I did not understand what it meant then, but it certainly made me resist whatever the white phenomenon of feminism was. As I grew up, it was assumed I was coming from a culture that is negative for women. India is seen as ‘arranged marriages’ and all of that. But still within Indian culture there is a sense that women are a lot more powerful than women are here, because their sexuality is not necessarily the first thing that they have to show in order to appear liberated. Sexuality was a kind of lubricant for Western feminism, and I do not think that necessarily needed to be at the forefront. Men have captured women’s sexuality in the West… Emancipation is about refusing to allow global capital and globalisation through social media culture to capture what sexuality is for women.
AF: If we look at the beginnings of Otolith I, II and III, a lot of the early work where you were actually looking at and relating to a narrative of particular women, whether speculative in the future, or aligned to major historical movements like the Non-Aligned Movement. Would you say that feminism drove a lot of the work, a lot of the thinking around the work as a kind of political emancipatory moment?
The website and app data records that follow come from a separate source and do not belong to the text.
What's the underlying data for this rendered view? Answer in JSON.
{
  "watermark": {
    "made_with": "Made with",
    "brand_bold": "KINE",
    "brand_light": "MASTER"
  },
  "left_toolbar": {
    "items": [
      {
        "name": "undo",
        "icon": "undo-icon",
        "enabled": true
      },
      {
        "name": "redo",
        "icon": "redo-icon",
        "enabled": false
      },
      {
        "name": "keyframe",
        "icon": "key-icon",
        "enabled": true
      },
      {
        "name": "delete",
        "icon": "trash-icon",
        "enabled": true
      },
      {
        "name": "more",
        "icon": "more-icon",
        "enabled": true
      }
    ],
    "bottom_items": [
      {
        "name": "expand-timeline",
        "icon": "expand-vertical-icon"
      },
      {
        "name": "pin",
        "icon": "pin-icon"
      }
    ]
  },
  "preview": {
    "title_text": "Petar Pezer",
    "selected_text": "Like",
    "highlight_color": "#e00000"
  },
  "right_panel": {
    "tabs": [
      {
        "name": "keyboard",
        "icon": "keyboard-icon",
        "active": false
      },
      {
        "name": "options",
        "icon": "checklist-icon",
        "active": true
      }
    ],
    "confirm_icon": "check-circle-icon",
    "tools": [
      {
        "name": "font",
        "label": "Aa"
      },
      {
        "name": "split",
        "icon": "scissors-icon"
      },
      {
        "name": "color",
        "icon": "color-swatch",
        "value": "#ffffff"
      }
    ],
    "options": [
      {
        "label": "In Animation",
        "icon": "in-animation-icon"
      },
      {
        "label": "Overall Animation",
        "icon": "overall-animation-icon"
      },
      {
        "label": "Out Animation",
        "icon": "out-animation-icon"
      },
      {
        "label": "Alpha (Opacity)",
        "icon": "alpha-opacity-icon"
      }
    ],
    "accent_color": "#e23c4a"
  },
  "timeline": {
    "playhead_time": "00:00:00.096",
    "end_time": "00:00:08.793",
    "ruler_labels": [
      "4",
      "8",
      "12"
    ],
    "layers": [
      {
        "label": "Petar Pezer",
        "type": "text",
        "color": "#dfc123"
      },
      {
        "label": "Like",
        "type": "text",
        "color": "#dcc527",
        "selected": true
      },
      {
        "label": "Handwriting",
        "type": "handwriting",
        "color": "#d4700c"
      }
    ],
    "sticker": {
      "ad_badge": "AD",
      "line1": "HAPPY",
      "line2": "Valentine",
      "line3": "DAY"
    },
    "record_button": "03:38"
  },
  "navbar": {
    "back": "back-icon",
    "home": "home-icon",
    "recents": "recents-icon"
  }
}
AS: I think we assumed it. science fiction allowed us to stop belittling ourselves by arguing with the West. Let us exit and assume it. Because they are not going to assume it for us. In the film series Otolith I, II and IIIwe just assumed there is a figure, in the twenty-second century who is an exoanthropologist. Because why not?
AF: That is a beautiful way to look at it.
AS: I think science fiction allows us to do that. To make certain kind of assumptions that we hope might become truth in different ways…”